WHAT TO WORK ON: Restate the data exactly, with nothing altered.
- Opening Delimiter -
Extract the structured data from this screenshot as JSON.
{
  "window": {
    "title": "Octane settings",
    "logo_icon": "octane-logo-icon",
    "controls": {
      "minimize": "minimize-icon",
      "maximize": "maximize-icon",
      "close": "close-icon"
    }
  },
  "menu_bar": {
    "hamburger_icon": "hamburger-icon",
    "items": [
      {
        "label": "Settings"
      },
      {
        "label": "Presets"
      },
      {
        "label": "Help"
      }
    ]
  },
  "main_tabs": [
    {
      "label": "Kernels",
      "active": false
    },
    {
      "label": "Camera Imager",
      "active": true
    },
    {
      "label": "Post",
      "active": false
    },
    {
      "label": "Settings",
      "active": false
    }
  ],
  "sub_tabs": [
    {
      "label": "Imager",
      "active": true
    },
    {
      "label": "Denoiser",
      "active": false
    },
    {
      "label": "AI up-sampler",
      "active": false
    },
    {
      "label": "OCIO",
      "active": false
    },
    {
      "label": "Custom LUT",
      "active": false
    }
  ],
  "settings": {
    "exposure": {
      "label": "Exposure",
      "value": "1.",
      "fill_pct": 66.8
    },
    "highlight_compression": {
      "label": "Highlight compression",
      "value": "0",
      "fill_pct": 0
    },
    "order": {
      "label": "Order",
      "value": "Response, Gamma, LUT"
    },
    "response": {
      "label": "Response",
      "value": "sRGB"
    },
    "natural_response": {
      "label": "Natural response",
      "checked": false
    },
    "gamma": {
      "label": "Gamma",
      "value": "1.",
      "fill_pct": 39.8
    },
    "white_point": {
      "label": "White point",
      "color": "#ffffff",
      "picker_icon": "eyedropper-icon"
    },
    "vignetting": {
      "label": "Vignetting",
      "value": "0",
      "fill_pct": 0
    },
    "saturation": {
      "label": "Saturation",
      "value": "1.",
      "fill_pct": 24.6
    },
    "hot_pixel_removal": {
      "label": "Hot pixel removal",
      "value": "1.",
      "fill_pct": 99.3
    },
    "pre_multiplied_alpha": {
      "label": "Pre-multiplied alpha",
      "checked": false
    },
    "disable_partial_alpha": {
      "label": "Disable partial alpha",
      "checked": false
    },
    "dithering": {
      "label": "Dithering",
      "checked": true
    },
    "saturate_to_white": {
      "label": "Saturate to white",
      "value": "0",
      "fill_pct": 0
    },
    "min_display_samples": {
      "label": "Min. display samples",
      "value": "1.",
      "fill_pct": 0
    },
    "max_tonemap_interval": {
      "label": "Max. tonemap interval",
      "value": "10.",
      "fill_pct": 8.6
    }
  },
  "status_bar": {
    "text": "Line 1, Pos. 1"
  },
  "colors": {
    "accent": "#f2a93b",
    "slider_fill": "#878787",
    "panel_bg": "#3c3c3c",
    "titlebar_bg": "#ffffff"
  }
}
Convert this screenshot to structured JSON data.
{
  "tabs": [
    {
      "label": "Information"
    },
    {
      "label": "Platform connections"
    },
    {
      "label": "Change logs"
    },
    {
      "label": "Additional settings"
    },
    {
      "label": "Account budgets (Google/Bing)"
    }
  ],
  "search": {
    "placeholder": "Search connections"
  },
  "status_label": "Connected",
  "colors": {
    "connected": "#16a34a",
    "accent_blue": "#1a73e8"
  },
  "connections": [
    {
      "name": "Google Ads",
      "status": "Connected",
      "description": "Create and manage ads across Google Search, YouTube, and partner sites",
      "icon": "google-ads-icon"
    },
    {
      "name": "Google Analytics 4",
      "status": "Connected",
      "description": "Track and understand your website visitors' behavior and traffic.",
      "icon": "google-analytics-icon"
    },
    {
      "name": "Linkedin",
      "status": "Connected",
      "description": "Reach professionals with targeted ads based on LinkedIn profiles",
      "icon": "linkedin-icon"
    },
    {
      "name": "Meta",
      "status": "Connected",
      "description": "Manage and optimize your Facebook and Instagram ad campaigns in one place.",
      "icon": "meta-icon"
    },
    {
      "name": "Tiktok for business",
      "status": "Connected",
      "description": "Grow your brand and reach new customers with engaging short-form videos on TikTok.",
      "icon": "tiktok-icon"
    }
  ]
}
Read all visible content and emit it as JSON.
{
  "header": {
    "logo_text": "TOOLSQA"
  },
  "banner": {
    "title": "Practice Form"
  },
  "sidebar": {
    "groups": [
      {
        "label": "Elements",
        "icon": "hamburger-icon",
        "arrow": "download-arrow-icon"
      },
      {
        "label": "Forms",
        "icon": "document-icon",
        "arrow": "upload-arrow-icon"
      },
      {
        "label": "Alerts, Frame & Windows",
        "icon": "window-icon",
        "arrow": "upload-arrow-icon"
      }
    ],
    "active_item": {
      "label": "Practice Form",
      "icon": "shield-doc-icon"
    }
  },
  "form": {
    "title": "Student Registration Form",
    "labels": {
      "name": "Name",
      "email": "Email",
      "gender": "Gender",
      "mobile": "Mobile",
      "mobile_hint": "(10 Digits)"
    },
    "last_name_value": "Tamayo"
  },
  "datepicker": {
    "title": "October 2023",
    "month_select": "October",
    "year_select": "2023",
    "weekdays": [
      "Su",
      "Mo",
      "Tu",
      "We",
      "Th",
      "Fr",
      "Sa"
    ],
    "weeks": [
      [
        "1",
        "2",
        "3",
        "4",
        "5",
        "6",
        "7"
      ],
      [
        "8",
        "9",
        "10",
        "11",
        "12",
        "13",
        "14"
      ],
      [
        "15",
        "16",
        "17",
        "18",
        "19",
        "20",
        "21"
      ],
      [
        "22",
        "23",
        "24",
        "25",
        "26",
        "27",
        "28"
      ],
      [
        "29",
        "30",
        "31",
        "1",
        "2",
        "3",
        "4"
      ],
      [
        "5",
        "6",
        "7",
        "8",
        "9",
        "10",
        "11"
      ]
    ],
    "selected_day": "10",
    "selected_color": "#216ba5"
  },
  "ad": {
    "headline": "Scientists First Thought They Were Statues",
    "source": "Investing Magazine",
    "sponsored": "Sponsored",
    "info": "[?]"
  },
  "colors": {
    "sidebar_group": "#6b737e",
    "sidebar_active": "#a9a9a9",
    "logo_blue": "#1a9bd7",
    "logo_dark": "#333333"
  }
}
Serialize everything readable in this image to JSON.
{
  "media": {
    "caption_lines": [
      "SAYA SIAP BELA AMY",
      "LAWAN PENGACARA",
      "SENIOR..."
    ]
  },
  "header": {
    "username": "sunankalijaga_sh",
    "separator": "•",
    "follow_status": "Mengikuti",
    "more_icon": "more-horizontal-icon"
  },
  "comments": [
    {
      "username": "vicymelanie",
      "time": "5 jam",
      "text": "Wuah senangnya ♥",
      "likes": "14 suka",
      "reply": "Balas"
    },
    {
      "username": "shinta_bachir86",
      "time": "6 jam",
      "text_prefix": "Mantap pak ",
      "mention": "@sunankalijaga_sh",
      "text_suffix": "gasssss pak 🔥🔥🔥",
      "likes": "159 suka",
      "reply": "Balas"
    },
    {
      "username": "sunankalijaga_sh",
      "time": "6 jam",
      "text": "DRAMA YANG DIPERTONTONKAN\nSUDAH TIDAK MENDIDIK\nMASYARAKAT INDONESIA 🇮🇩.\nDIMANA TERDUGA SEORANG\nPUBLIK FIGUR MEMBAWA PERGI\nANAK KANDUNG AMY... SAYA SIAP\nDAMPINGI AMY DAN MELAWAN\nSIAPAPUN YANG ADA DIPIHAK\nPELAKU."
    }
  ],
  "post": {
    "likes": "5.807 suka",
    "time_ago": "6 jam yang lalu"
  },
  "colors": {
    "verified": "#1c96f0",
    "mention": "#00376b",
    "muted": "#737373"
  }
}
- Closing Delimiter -
TASK ANSWER:
Extract the structured data from this screenshot as JSON.
{
  "window": {
    "title": "Octane settings",
    "logo_icon": "octane-logo-icon",
    "controls": {
      "minimize": "minimize-icon",
      "maximize": "maximize-icon",
      "close": "close-icon"
    }
  },
  "menu_bar": {
    "hamburger_icon": "hamburger-icon",
    "items": [
      {
        "label": "Settings"
      },
      {
        "label": "Presets"
      },
      {
        "label": "Help"
      }
    ]
  },
  "main_tabs": [
    {
      "label": "Kernels",
      "active": false
    },
    {
      "label": "Camera Imager",
      "active": true
    },
    {
      "label": "Post",
      "active": false
    },
    {
      "label": "Settings",
      "active": false
    }
  ],
  "sub_tabs": [
    {
      "label": "Imager",
      "active": true
    },
    {
      "label": "Denoiser",
      "active": false
    },
    {
      "label": "AI up-sampler",
      "active": false
    },
    {
      "label": "OCIO",
      "active": false
    },
    {
      "label": "Custom LUT",
      "active": false
    }
  ],
  "settings": {
    "exposure": {
      "label": "Exposure",
      "value": "1.",
      "fill_pct": 66.8
    },
    "highlight_compression": {
      "label": "Highlight compression",
      "value": "0",
      "fill_pct": 0
    },
    "order": {
      "label": "Order",
      "value": "Response, Gamma, LUT"
    },
    "response": {
      "label": "Response",
      "value": "sRGB"
    },
    "natural_response": {
      "label": "Natural response",
      "checked": false
    },
    "gamma": {
      "label": "Gamma",
      "value": "1.",
      "fill_pct": 39.8
    },
    "white_point": {
      "label": "White point",
      "color": "#ffffff",
      "picker_icon": "eyedropper-icon"
    },
    "vignetting": {
      "label": "Vignetting",
      "value": "0",
      "fill_pct": 0
    },
    "saturation": {
      "label": "Saturation",
      "value": "1.",
      "fill_pct": 24.6
    },
    "hot_pixel_removal": {
      "label": "Hot pixel removal",
      "value": "1.",
      "fill_pct": 99.3
    },
    "pre_multiplied_alpha": {
      "label": "Pre-multiplied alpha",
      "checked": false
    },
    "disable_partial_alpha": {
      "label": "Disable partial alpha",
      "checked": false
    },
    "dithering": {
      "label": "Dithering",
      "checked": true
    },
    "saturate_to_white": {
      "label": "Saturate to white",
      "value": "0",
      "fill_pct": 0
    },
    "min_display_samples": {
      "label": "Min. display samples",
      "value": "1.",
      "fill_pct": 0
    },
    "max_tonemap_interval": {
      "label": "Max. tonemap interval",
      "value": "10.",
      "fill_pct": 8.6
    }
  },
  "status_bar": {
    "text": "Line 1, Pos. 1"
  },
  "colors": {
    "accent": "#f2a93b",
    "slider_fill": "#878787",
    "panel_bg": "#3c3c3c",
    "titlebar_bg": "#ffffff"
  }
}
Convert this screenshot to structured JSON data.
{
  "tabs": [
    {
      "label": "Information"
    },
    {
      "label": "Platform connections"
    },
    {
      "label": "Change logs"
    },
    {
      "label": "Additional settings"
    },
    {
      "label": "Account budgets (Google/Bing)"
    }
  ],
  "search": {
    "placeholder": "Search connections"
  },
  "status_label": "Connected",
  "colors": {
    "connected": "#16a34a",
    "accent_blue": "#1a73e8"
  },
  "connections": [
    {
      "name": "Google Ads",
      "status": "Connected",
      "description": "Create and manage ads across Google Search, YouTube, and partner sites",
      "icon": "google-ads-icon"
    },
    {
      "name": "Google Analytics 4",
      "status": "Connected",
      "description": "Track and understand your website visitors' behavior and traffic.",
      "icon": "google-analytics-icon"
    },
    {
      "name": "Linkedin",
      "status": "Connected",
      "description": "Reach professionals with targeted ads based on LinkedIn profiles",
      "icon": "linkedin-icon"
    },
    {
      "name": "Meta",
      "status": "Connected",
      "description": "Manage and optimize your Facebook and Instagram ad campaigns in one place.",
      "icon": "meta-icon"
    },
    {
      "name": "Tiktok for business",
      "status": "Connected",
      "description": "Grow your brand and reach new customers with engaging short-form videos on TikTok.",
      "icon": "tiktok-icon"
    }
  ]
}
Read all visible content and emit it as JSON.
{
  "header": {
    "logo_text": "TOOLSQA"
  },
  "banner": {
    "title": "Practice Form"
  },
  "sidebar": {
    "groups": [
      {
        "label": "Elements",
        "icon": "hamburger-icon",
        "arrow": "download-arrow-icon"
      },
      {
        "label": "Forms",
        "icon": "document-icon",
        "arrow": "upload-arrow-icon"
      },
      {
        "label": "Alerts, Frame & Windows",
        "icon": "window-icon",
        "arrow": "upload-arrow-icon"
      }
    ],
    "active_item": {
      "label": "Practice Form",
      "icon": "shield-doc-icon"
    }
  },
  "form": {
    "title": "Student Registration Form",
    "labels": {
      "name": "Name",
      "email": "Email",
      "gender": "Gender",
      "mobile": "Mobile",
      "mobile_hint": "(10 Digits)"
    },
    "last_name_value": "Tamayo"
  },
  "datepicker": {
    "title": "October 2023",
    "month_select": "October",
    "year_select": "2023",
    "weekdays": [
      "Su",
      "Mo",
      "Tu",
      "We",
      "Th",
      "Fr",
      "Sa"
    ],
    "weeks": [
      [
        "1",
        "2",
        "3",
        "4",
        "5",
        "6",
        "7"
      ],
      [
        "8",
        "9",
        "10",
        "11",
        "12",
        "13",
        "14"
      ],
      [
        "15",
        "16",
        "17",
        "18",
        "19",
        "20",
        "21"
      ],
      [
        "22",
        "23",
        "24",
        "25",
        "26",
        "27",
        "28"
      ],
      [
        "29",
        "30",
        "31",
        "1",
        "2",
        "3",
        "4"
      ],
      [
        "5",
        "6",
        "7",
        "8",
        "9",
        "10",
        "11"
      ]
    ],
    "selected_day": "10",
    "selected_color": "#216ba5"
  },
  "ad": {
    "headline": "Scientists First Thought They Were Statues",
    "source": "Investing Magazine",
    "sponsored": "Sponsored",
    "info": "[?]"
  },
  "colors": {
    "sidebar_group": "#6b737e",
    "sidebar_active": "#a9a9a9",
    "logo_blue": "#1a9bd7",
    "logo_dark": "#333333"
  }
}
Serialize everything readable in this image to JSON.
{
  "media": {
    "caption_lines": [
      "SAYA SIAP BELA AMY",
      "LAWAN PENGACARA",
      "SENIOR..."
    ]
  },
  "header": {
    "username": "sunankalijaga_sh",
    "separator": "•",
    "follow_status": "Mengikuti",
    "more_icon": "more-horizontal-icon"
  },
  "comments": [
    {
      "username": "vicymelanie",
      "time": "5 jam",
      "text": "Wuah senangnya ♥",
      "likes": "14 suka",
      "reply": "Balas"
    },
    {
      "username": "shinta_bachir86",
      "time": "6 jam",
      "text_prefix": "Mantap pak ",
      "mention": "@sunankalijaga_sh",
      "text_suffix": "gasssss pak 🔥🔥🔥",
      "likes": "159 suka",
      "reply": "Balas"
    },
    {
      "username": "sunankalijaga_sh",
      "time": "6 jam",
      "text": "DRAMA YANG DIPERTONTONKAN\nSUDAH TIDAK MENDIDIK\nMASYARAKAT INDONESIA 🇮🇩.\nDIMANA TERDUGA SEORANG\nPUBLIK FIGUR MEMBAWA PERGI\nANAK KANDUNG AMY... SAYA SIAP\nDAMPINGI AMY DAN MELAWAN\nSIAPAPUN YANG ADA DIPIHAK\nPELAKU."
    }
  ],
  "post": {
    "likes": "5.807 suka",
    "time_ago": "6 jam yang lalu"
  },
  "colors": {
    "verified": "#1c96f0",
    "mention": "#00376b",
    "muted": "#737373"
  }
}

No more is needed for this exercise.